I asked Seagate to show what my own RAID recovery looked like, and this was the result.
“I know you want eye candy,” says Peter Oswald, “but most of what we do is going to look really normal and ordinary to people who don’t know what we’re doing. This controller you see here looks like a plain card, but it was designed specifically for us, just like the software. It’s controlling the power…just many, many components of these drives. It’s controlling very small details that go on in the background.”
In my case, my drives weren’t responding in a timely manner to the NAS system’s requests, and so the request would time out. But whatever in the NAS “environment” was causing that issue was likely also impacting the other drives. So eventually, the enclosure system tagged one drive as bad, continued to operate in degraded RAID 5, and when the second drive failed, the RAID collapsed. Seagate had to construct a new environment for the four drives in which the drives were instructed to believe they were healthy. With this done, technicians could begin copying my data out to other storage. Interestingly, this doesn’t mean that the RAID was back in working order. The highest priority was simply to extract my bits from the drives and copy them in a “de-striped” state onto known good media. Then the recovery crew could begin trying to piece together my file structures and reconstruct the original four-disk volume’s architecture.
All told, Seagate spent roughly 28 man-hours recovering my data.

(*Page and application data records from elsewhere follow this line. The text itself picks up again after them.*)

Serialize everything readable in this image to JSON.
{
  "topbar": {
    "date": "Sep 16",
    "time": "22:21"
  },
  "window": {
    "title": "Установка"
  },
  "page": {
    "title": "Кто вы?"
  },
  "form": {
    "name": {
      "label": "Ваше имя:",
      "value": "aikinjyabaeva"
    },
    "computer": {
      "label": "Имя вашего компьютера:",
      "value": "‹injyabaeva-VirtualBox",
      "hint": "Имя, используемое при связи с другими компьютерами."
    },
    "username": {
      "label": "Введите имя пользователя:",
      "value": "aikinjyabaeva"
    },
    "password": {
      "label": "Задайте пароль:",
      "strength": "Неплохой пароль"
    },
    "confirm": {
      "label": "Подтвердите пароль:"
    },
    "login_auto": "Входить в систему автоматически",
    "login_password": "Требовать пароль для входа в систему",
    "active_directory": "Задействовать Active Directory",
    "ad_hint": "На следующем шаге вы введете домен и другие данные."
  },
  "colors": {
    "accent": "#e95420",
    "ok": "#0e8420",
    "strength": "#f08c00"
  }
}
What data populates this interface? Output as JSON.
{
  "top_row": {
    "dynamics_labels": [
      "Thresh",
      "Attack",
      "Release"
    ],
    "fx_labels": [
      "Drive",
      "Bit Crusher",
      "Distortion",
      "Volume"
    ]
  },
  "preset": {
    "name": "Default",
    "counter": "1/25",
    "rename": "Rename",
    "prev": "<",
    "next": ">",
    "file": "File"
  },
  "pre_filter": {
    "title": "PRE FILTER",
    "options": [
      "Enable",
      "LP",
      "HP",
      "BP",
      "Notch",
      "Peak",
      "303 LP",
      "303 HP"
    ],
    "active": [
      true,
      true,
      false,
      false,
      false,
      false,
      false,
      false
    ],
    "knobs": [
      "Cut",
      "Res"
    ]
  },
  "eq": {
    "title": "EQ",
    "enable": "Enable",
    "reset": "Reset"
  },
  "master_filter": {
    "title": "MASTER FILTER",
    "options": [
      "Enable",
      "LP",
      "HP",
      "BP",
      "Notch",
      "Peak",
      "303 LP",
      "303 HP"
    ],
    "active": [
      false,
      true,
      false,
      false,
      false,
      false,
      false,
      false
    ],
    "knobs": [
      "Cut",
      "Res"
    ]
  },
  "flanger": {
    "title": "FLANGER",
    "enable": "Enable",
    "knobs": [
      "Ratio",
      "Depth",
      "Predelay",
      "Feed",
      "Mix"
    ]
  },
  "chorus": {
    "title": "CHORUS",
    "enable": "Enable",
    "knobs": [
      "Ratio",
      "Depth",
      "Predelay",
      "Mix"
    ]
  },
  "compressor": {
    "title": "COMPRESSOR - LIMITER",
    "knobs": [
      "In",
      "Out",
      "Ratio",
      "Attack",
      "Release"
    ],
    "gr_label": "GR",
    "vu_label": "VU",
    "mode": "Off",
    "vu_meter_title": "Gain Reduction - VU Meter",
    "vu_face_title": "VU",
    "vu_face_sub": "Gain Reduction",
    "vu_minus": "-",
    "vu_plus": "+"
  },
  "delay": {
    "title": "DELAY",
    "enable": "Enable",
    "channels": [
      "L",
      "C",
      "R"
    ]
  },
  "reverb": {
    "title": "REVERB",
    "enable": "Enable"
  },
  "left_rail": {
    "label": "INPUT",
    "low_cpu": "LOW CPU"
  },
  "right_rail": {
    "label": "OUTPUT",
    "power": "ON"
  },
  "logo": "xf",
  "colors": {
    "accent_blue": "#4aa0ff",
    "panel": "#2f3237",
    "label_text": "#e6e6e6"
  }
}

Much of this involved identifying the critical data structures across all four drives, determining the correct stripe sizes, and finding out the ages of the data to see which came before and after the loss of the first drive.